A range of agricultural projects in the East African state looks set to benefit from significant new investments in infrastructure, production and processing facilities, as well as training.
An Israeli firm has announced an investment of US$250 million in the future of agriculture in Tanzania.
According to Farmers Review Africa, the investment will benefit those working in selected agricultural sectors through education and improved management skills.
The source reports that the investment was announced by Aie Holdings. It was founded in the Tanzanian capital, Dar-es-Salaam, by Israeli investor Avi Postelnik.
Of the total funding foreseen, around US$200 million will be invested in infrastructure, and the remaining US$50 million represents working capital.
Already, Postelnik reports, the project has the support of Tanzania Bankers Association, which has identified five banks to form the syndicate. Further funding will be sourced from private equity and international banks.
Under the project, apporoximately 80,000 new jobs will be created through a wide range of investments. These include logistics, solar power, wastewater treatment, field crops, and the production of tropical fruit concentrate. For example, the transportation and logistics divisions will deliver raw materials to processing plants, as well as transporting finished products to the local markets for sale, or to ports for export.
Israeli experts on solar energy will evaluate the various locations with the aim to use this as the only source of power for all the proposed projects.
Education, training as project keystones
For Postelnik, the application of Israeli know-how to employ graduates in management and technical positions is fundamental to the success of these Tanzanian agro-industrial projects.
Advanced education in agriculture in Israel will benefit Tanzanians through periods of special training, reported this source.
Funding will be channeled into facilities across the country. As well as in Dar-es-Salaam and the nearby town of Bagamoyo on the eastern coast, opportunities will be offered in the northern regions of Kagera and Mwanza, and Njombe and Morogoro in the south.
Proposed investments in beef, dairy, poultry, aquaculture
As well as the infrastructure and educational aspects of this project, the funding raised will also go into the construction of large-scale and modern production and processing facilities.
Among the other projects are production of beef, milk and fish, as well as feed mills.
To IPP Media, Postelnik outlined plans for a cattle farm raising 2,500 head for beef. A modern slaughterhouse will process the meat, and clean hides for the beef herd and other farmers in the country. Automatic milking as well as processing and pasteurization plants will support a 1,500-cow dairy herd.

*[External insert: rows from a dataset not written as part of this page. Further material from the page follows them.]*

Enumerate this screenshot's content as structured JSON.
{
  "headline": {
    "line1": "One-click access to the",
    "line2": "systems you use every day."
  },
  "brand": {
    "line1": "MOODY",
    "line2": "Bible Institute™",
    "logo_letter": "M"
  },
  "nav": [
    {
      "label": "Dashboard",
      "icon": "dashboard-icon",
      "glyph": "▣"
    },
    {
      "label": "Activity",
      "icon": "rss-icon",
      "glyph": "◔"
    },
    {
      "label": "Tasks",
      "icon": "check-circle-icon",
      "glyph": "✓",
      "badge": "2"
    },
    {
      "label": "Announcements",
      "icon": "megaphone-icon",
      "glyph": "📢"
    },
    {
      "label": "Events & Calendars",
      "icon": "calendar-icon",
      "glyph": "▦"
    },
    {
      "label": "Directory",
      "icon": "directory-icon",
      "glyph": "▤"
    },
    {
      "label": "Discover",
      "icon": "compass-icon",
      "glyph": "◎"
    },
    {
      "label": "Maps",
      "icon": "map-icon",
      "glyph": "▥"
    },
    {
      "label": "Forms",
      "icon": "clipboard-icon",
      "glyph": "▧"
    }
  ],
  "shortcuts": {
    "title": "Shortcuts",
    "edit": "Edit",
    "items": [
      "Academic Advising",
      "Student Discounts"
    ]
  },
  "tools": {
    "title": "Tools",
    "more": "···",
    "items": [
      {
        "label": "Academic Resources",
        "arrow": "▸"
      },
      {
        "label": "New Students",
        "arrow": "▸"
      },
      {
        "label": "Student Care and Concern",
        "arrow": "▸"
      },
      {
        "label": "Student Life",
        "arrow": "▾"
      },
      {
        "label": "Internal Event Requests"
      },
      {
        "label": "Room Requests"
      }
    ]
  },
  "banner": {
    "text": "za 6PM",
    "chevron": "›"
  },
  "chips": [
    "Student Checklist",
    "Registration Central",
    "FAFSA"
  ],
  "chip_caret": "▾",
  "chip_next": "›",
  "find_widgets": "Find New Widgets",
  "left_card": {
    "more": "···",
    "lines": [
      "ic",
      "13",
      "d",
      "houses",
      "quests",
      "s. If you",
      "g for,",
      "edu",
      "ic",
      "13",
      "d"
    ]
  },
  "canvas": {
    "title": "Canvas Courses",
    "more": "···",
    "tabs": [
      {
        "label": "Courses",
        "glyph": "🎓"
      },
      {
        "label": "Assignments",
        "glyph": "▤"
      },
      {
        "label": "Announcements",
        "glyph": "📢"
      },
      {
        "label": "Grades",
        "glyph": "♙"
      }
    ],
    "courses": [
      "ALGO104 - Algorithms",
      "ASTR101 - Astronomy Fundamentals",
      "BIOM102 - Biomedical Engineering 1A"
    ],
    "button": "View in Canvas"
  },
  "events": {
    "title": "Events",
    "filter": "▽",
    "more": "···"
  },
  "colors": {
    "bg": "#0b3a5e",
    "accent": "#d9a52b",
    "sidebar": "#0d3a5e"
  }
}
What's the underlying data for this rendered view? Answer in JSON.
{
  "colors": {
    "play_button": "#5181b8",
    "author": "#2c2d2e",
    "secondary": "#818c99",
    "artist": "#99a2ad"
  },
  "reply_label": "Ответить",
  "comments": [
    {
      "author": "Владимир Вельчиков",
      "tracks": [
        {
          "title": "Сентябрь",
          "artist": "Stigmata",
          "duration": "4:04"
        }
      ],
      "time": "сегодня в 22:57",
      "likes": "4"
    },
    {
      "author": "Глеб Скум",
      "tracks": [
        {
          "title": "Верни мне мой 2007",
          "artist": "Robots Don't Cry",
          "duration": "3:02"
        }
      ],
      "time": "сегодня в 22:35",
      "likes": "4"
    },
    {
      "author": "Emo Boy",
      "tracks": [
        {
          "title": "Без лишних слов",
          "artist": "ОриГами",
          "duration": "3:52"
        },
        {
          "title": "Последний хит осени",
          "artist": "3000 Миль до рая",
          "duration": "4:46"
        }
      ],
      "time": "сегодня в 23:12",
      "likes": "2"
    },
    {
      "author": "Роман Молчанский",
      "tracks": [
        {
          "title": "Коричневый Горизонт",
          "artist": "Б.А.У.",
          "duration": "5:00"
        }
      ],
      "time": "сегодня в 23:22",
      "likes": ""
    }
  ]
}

Investments will also be made in poultry farming. Planned are a broiler farm producing 26,000 metric tons (mt) of chickens per year, and layer units with total annual output of 60 million eggs. Linked to these are a hatchery to supply chicks for meat and egg production.
Last but not least, the company plans to set up a tilapia farm. From ponds and lake cages, output is foreseen of around 10,000 mt each year. A hatchery will raise fingerlings for the farm, and a processing facility will produce frozen fillets and other fish products for the domestic market, and for export.
More on AIE Holding
According to the firm’s website, Aie Holding was founded in Tanzania by Avi Postelnik in 2020. Its stated primary goal is to implement an environment-oriented agro-industrial and education project in Tanzania. Projects are planned in West African as well as other East African countries.
Other related operations set up by Postelnik include the Smart Holding Co. Based in Bucharest, Romania, this aims to establish construction and agricultural projects that feature environmental conservation. Also mentioned are interests in real estate in Romania and Hungary.
Food security in Tanzania
Generally, the food supply situation in the East African state is secure, according to the latest update from the United Nations’ Food and Agriculture Organization (FAO).
In April, flooding after a tropical cyclone caused widespread damage to crops across several regions of the country. However, second grain harvests have been above average.
As a result, local supplies of corn are described as “adequate,” and prices are relatively low.
More than 250,000 refugees, mainly from Burundi and the Democratic Republic of Congo, were registered in Tanzania as of June 2021. Unable to work, they are almost totally reliant on humanitarian food aid, according to the FAO.
As well as being a staple food in Tanzania, around 70% of poultry feeds produced on the country’s farms are based on corn — together with protein concentrate — reported the U.S. Department of Agriculture’s Foreign Agricultural Service (FAS) earlier this year. FAS forecasts further growth in poultry output, amounting to 2% next year.